NEW YORK (GenomeWeb) – A new Nature Communications study suggests dominant negative mutations in the DNA repair gene RAD51 can cause a distinct Fanconi anemia subtype.

An international team led by investigators at the VU University Medical Center and the Institute for Systems Biology did whole-genome sequencing and exome sequencing on an adult male who displayed some, but not all, Fanconi anemia symptoms and lacked the mutations typically used to diagnose the disease. The man's unaffected parents and sister had their genomes sequenced as well.

The researchers detected a dominant negative mutation in one copy of RAD51 that was absent in the patient's family members. Based on these findings and follow-up cell line and protein experiments, they concluded dominant negative RAD51 mutations may contribute to a subtype of Fanconi anemia dubbed FA-R — results that highlight a neurodevelopmental role for RAD51.

"Different types of mutations in human RAD51 are … associated with different clinical phenotypes," the authors wrote in their paper. "A dominant-negative mutation gives rise to [a Fanconi anemia]-like phenotype, whereas haploinsufficiency of RAD51 has been associated with congenital mirror movement disorder."

Earlier this year, researchers reporting in Molecular Cell characterized a dominant negative alteration affecting another residue of RAD51 in a one-year-old girl with Fanconi anemia-like clinical features but no mutations involving known Fanconi anemia genes.

Fanconi anemia is typically considered a recessively inherited condition, which can be caused by alterations affecting both copies of 17 different genes. In general, the disease causes both developmental and cancer predisposition symptoms, along with blood problems and bone marrow failure.

For the current study, the researchers focused on a 23-year-old man who displayed symptoms such as microcephaly, learning disability, developmental abnormalities, and delayed growth starting when he was around two and a half years old.

Though these symptoms seemed to fit with Fanconi anemia, they explained, the individual has not experienced bone marrow failure, acute myeloid leukemia, head and neck cancer, or any of the other cancers that tend to strike Fanconi anemia sufferers during childhood or adolescence.
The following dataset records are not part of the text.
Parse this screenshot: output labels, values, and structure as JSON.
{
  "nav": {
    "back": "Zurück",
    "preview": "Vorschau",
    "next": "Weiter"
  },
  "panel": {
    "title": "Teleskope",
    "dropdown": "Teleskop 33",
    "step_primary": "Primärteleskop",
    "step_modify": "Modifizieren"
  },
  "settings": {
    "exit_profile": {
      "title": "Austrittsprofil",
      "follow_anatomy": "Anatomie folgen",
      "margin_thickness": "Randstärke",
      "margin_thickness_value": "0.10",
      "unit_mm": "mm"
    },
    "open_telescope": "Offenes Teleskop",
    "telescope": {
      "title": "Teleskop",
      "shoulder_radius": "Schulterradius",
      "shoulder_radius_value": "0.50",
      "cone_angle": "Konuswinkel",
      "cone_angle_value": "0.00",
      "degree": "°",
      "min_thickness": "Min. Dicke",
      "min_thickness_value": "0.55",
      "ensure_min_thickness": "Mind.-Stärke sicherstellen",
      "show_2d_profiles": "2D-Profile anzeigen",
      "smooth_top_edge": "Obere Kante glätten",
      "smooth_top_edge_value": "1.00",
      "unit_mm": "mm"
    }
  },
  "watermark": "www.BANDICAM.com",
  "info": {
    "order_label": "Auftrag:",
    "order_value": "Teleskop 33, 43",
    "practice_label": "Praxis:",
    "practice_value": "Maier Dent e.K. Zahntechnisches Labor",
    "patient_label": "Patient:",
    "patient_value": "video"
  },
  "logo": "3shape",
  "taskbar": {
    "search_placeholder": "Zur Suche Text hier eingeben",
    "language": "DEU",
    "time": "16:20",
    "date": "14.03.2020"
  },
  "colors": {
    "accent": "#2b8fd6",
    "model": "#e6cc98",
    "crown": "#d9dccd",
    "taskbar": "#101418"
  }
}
To investigate the case further, the team got Complete Genomics to do whole-genome sequencing on the man, his unaffected sister, and their parents using DNA from each individual's lymphoblastoid cell lines.

The researchers also sequenced the affected man's exome using the Illumina GAIIx to assess protein-coding portions of his genome captured with the SureSelect Human All Exon kit.

In an initial search for recessive alterations in the patient's genome, the investigators narrowed in on suspicious changes to PRR12. But with help from a protein interactions-based prioritization method, they ultimately ruled these out, instead turning their attention to de novo mutations that might contribute to the patient's symptoms.

Just one such alteration remained after Sanger validation and prioritization steps: a de novo missense mutation affecting one copy RAD51, a gene coding for a protein that interacts with other Fanconi anemia-related gene products.

Similar to samples from individuals with typical forms of Fanconi anemia, blood cells and immortalized fibroblast cells from the affected male were particularly sensitive to DNA cross-linking compounds. Nevertheless, the team's gene expression and mass spectrometry experiments indicated that his cells contain both typical and mutated versions of RAD51's protein product.

Based on their fibroblast cell line experiments and protein binding assays, meanwhile, the researchers concluded that the mutated RAD51 protein likely exerts a dominant negative effect that alters its protein interactions, DNA binding ability, and enzymatic activity, leading to impaired DNA repair.

"[O]ur data emphasize that dominant mutations can be responsible for diseases usually thought of as (autosomal) recessive," the authors concluded, "and that genome-wide sequence data of family members combined with mechanistic studies may be necessary to pinpoint the responsible gene."